Data provided:

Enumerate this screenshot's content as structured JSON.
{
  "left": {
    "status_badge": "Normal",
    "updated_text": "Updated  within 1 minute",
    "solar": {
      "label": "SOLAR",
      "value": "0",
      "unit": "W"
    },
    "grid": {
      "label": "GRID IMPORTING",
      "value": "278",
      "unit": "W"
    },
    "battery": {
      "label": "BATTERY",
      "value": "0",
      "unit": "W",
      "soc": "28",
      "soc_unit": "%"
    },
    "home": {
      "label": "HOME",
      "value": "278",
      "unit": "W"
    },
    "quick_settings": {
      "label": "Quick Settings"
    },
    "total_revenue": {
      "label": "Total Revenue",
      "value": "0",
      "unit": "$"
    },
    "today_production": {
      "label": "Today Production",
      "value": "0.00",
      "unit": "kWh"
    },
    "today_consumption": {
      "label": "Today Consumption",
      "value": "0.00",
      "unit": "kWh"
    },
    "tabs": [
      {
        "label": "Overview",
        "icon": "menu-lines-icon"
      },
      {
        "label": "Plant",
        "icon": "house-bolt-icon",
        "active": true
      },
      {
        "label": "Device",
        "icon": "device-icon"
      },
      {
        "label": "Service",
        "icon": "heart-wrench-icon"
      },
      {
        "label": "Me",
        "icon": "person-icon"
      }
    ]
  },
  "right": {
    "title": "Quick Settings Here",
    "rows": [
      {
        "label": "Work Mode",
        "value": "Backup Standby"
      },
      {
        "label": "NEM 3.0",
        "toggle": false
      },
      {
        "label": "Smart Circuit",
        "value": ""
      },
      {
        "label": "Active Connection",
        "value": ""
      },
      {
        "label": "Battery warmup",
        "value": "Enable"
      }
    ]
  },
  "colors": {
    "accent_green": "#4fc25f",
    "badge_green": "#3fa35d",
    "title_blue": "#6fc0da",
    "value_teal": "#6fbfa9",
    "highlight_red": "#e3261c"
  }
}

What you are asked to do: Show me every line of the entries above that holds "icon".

Output for this exercise:
        "icon": "menu-lines-icon"
        "icon": "house-bolt-icon",
        "icon": "device-icon"
        "icon": "heart-wrench-icon"
        "icon": "person-icon"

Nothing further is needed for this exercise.